▶ _TASK ITEM_: Copy each entry below without any change.

▶ _THE RECORDS_:
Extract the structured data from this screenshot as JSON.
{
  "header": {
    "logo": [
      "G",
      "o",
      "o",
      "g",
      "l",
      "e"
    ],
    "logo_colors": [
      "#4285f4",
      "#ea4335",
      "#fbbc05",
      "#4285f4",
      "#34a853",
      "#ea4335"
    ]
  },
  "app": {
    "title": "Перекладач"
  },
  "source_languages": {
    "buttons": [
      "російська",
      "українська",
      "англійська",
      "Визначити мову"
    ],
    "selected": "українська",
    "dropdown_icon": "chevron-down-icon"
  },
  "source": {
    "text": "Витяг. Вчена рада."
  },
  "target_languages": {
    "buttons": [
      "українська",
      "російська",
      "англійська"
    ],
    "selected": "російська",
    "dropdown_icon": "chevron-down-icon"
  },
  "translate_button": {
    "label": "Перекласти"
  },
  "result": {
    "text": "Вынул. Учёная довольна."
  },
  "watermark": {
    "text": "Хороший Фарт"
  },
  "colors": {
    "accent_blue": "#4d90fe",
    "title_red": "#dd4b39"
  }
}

▶ _COMPLETED TASK_:
Extract the structured data from this screenshot as JSON.
{
  "header": {
    "logo": [
      "G",
      "o",
      "o",
      "g",
      "l",
      "e"
    ],
    "logo_colors": [
      "#4285f4",
      "#ea4335",
      "#fbbc05",
      "#4285f4",
      "#34a853",
      "#ea4335"
    ]
  },
  "app": {
    "title": "Перекладач"
  },
  "source_languages": {
    "buttons": [
      "російська",
      "українська",
      "англійська",
      "Визначити мову"
    ],
    "selected": "українська",
    "dropdown_icon": "chevron-down-icon"
  },
  "source": {
    "text": "Витяг. Вчена рада."
  },
  "target_languages": {
    "buttons": [
      "українська",
      "російська",
      "англійська"
    ],
    "selected": "російська",
    "dropdown_icon": "chevron-down-icon"
  },
  "translate_button": {
    "label": "Перекласти"
  },
  "result": {
    "text": "Вынул. Учёная довольна."
  },
  "watermark": {
    "text": "Хороший Фарт"
  },
  "colors": {
    "accent_blue": "#4d90fe",
    "title_red": "#dd4b39"
  }
}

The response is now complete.